State regulation — the use of standard setting, behaviour modification and information-gathering tools by state institutions to influence the everyday actions of public and private actors — has been a long-established feature of UK governance (Moran 2003). While its form and content have evolved over time, in line with the prevailing political-economic logic of the era, regulatory change is often particularly acute during periods of crisis. In many ways, regulation and crises are natural bedfellows. In moments of crisis, when the fabric of society is threatened, states (especially liberal democratic states with high public expectations placed upon them) need to act. Regulation has become a matter of recourse in these circumstances.
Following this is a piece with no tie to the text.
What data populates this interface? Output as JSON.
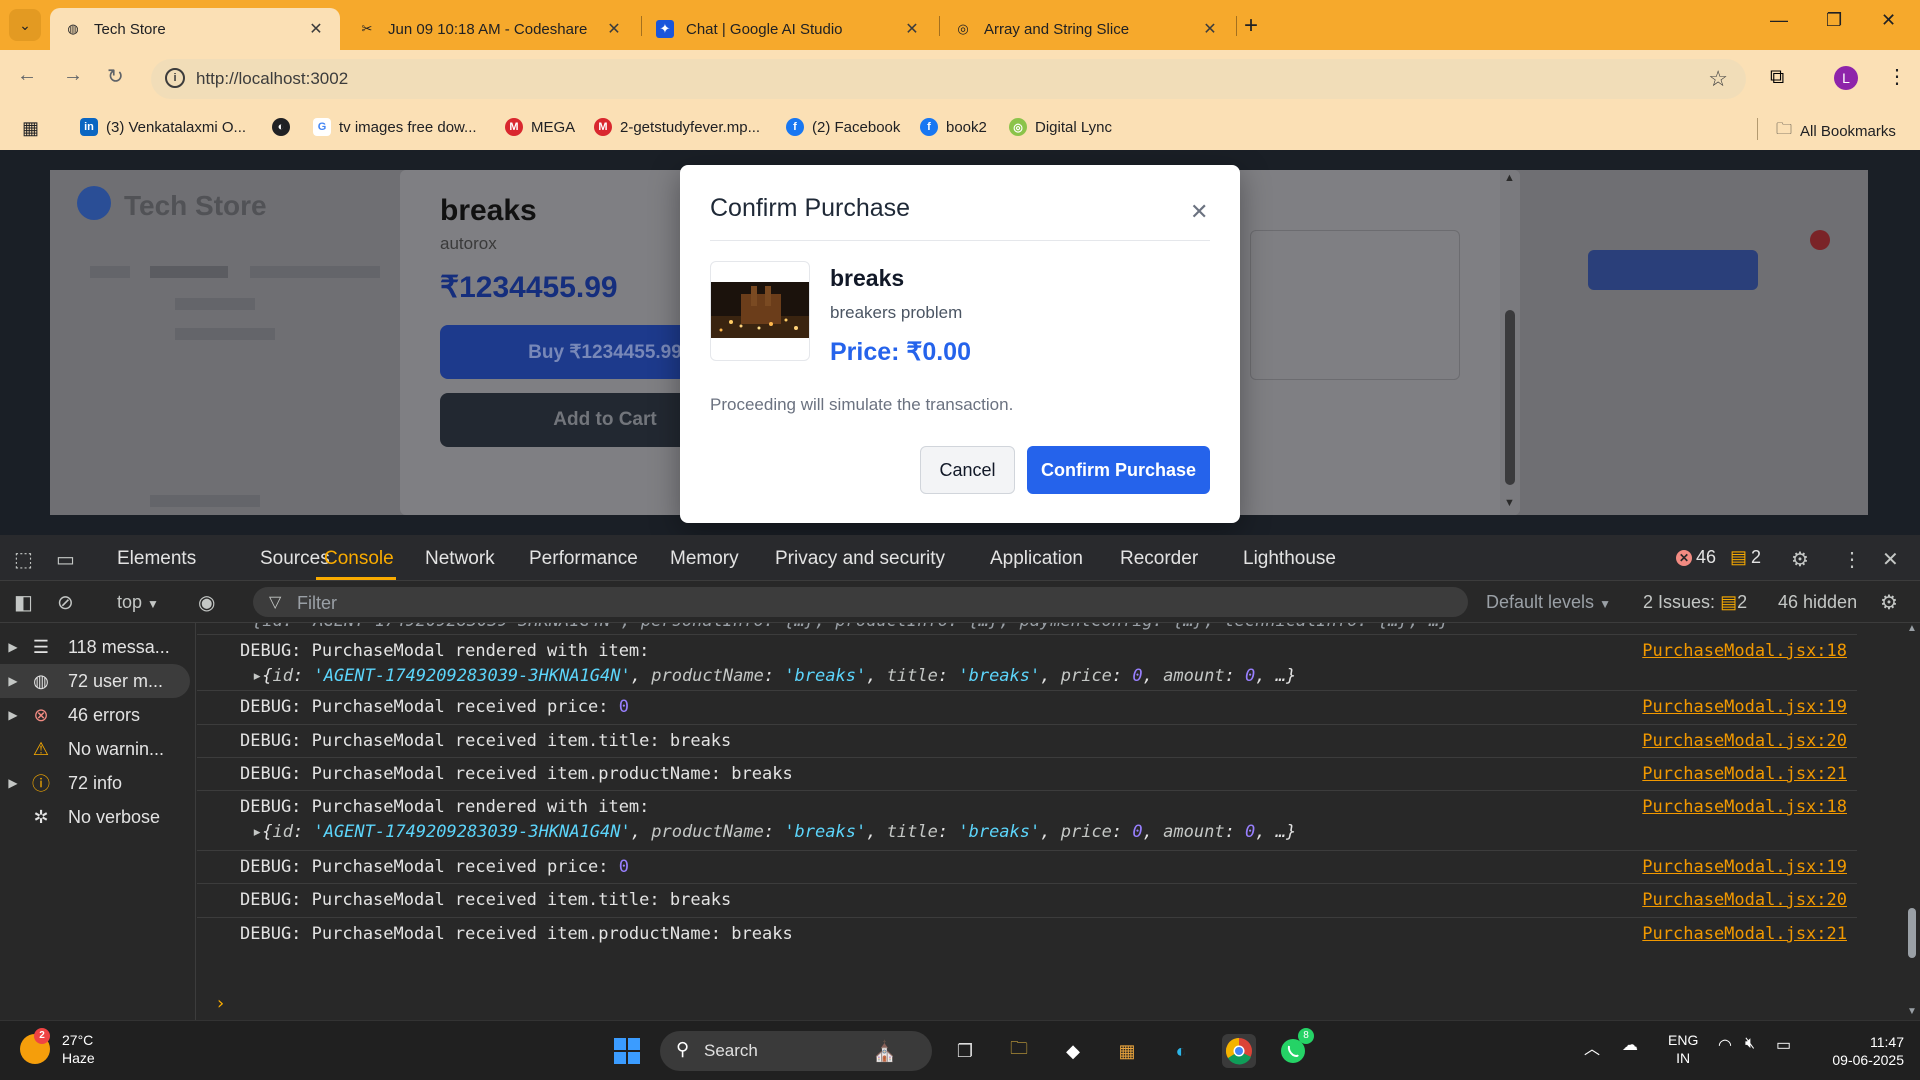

Braithwaite (2008) accordingly observes that regulatory innovation and expansion often follows crises, and the recent global financial crisis — marked in the UK by the first run on a bank since the late 19th century — is no exception.
|Title of host publication||Institutional crisis in 21st-Century Britain|
|Editors||David Richards, Martin Smith, Colin Hay|
|Number of pages||19|
|Publication status||Published - 2014|
|Name||Understanding Governance Series|